Do you ever take time off, what do you like to do when you’re not painting?

I love to spend time with my daughter, my family, I love them very much, and my friends, and the world. There are so many places I have not been and I just like to imagine them and would like to visit them all one day. I also like dancing too!

“If I’m in a period of intense work which lasts for months, then I don’t do anything apart from that. No TV, no newspaper, nothing.”

And what about your favorite art world hangouts? Do you go to a lot of openings, museums, galleries, and other artists’ studios?

No I am very bad at it, I miss some of the most amazing exhibitions in Paris. If I’m in a period of intense work which lasts for months, then I don’t do anything apart from that. No TV, no newspaper, nothing. But if not then I love going to museums and openings of shows, it’s about showing respect to the artist’s work and if they are friends it’s very spe-cial to be there, sharing the moment.

So my final question - in a world that has become obsessed with the ‘selfie’, as a painter, would you ever do a self-portrait, but in your own signature style?

I am the last thing I am interested in painting. So I might be the last thing I paint!

See more: Oda Jaune 10 inspiring icons.

VIEW SLIDESHOW
New exhibition Masks Galerie Templon, June 6th-July 24th
@odajaune odajaune.de

SEE MORE

Become a fan  -  Art
François Pinault is about to open his art foundation in Paris.

Few people know that François Pinault, in addition to being one of the most powerful men in the luxury industry, is also a passionate art collector.

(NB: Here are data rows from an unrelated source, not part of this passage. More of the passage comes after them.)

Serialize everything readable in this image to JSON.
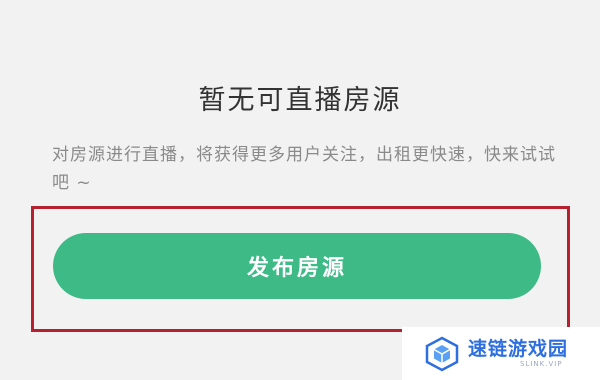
{
  "empty_state": {
    "title": "暂无可直播房源",
    "description": "对房源进行直播，将获得更多用户关注，出租更快速，快来试试吧 ~"
  },
  "actions": {
    "publish_label": "发布房源"
  },
  "watermark": {
    "name": "速链游戏园",
    "domain": "SLINK.VIP"
  },
  "colors": {
    "background": "#f2f2f2",
    "button": "#3dba86",
    "highlight": "#b5212e",
    "watermark_blue": "#2e6fe0"
  }
}
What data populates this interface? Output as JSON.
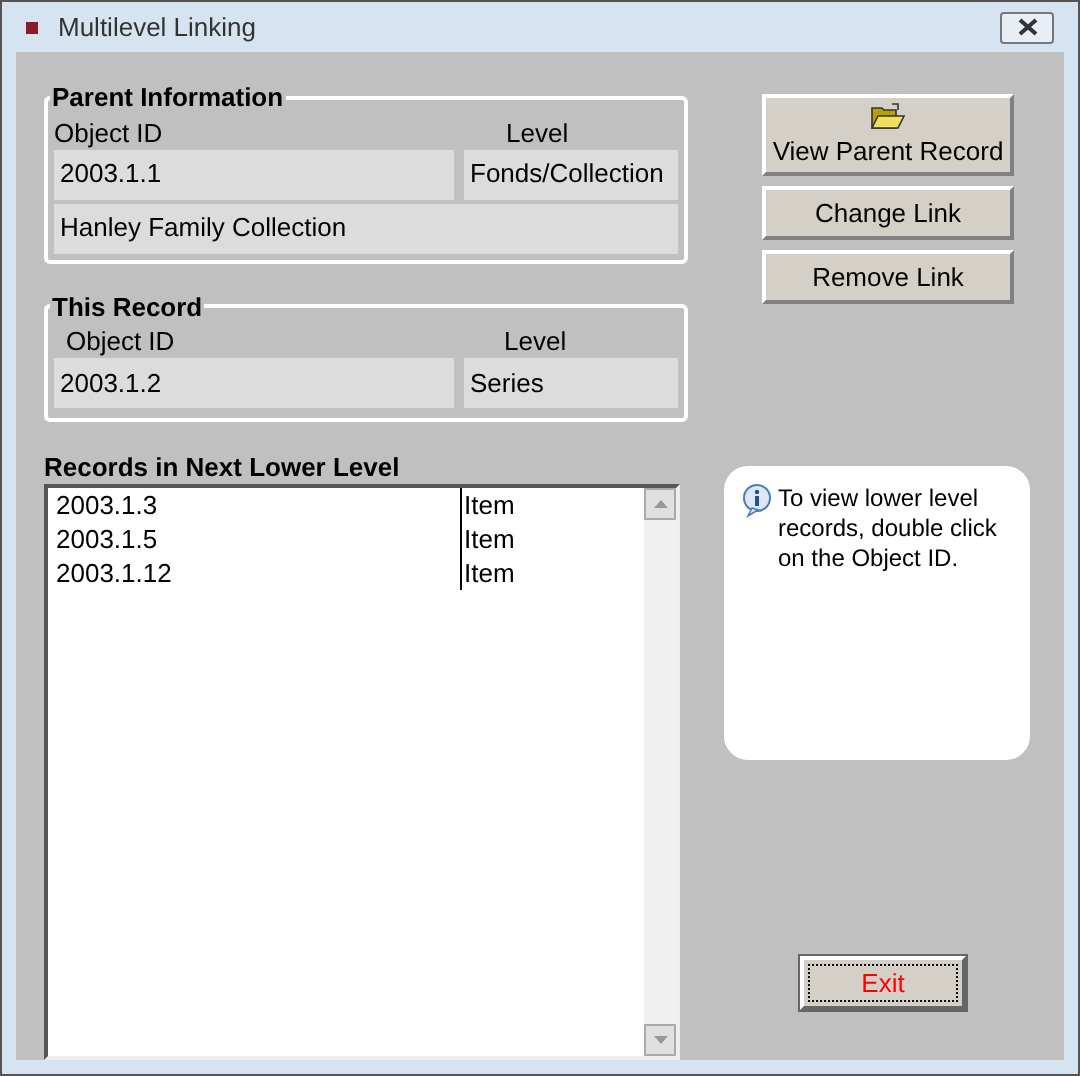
{
  "window": {
    "title": "Multilevel Linking"
  },
  "parent_information": {
    "title": "Parent Information",
    "id_header": "Object ID",
    "level_header": "Level",
    "object_id": "2003.1.1",
    "level": "Fonds/Collection",
    "name": "Hanley Family Collection"
  },
  "this_record": {
    "title": "This Record",
    "id_header": "Object ID",
    "level_header": "Level",
    "object_id": "2003.1.2",
    "level": "Series"
  },
  "lower_records": {
    "title": "Records in Next Lower Level",
    "rows": [
      {
        "object_id": "2003.1.3",
        "level": "Item"
      },
      {
        "object_id": "2003.1.5",
        "level": "Item"
      },
      {
        "object_id": "2003.1.12",
        "level": "Item"
      }
    ]
  },
  "buttons": [
    {
      "label": "View Parent Record",
      "kind": "folder"
    },
    {
      "label": "Change Link",
      "kind": "plain"
    },
    {
      "label": "Remove Link",
      "kind": "plain"
    }
  ],
  "info": "To view lower level records, double click on the Object ID.",
  "exit": {
    "label": "Exit",
    "focused": true
  }
}
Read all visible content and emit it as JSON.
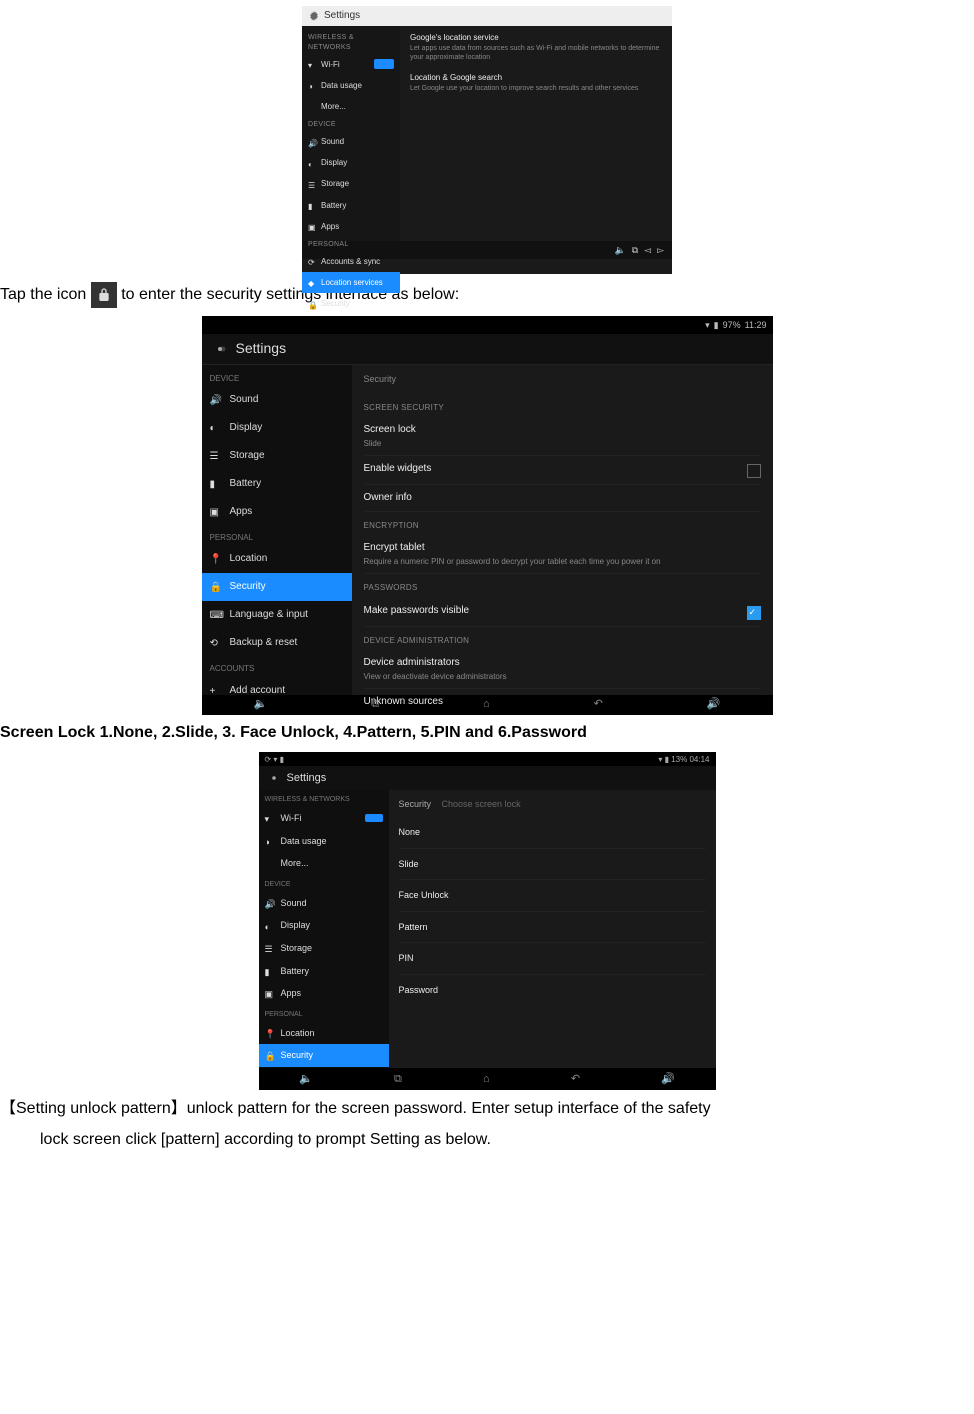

He already owns Palazzo Grassi in Venice (iconic building which regularly hosts art exhibitions) and has just announced he will showcase part of his own art collection at the Bourse de Commerce de Paris.

by valentina nuzzi

Fp1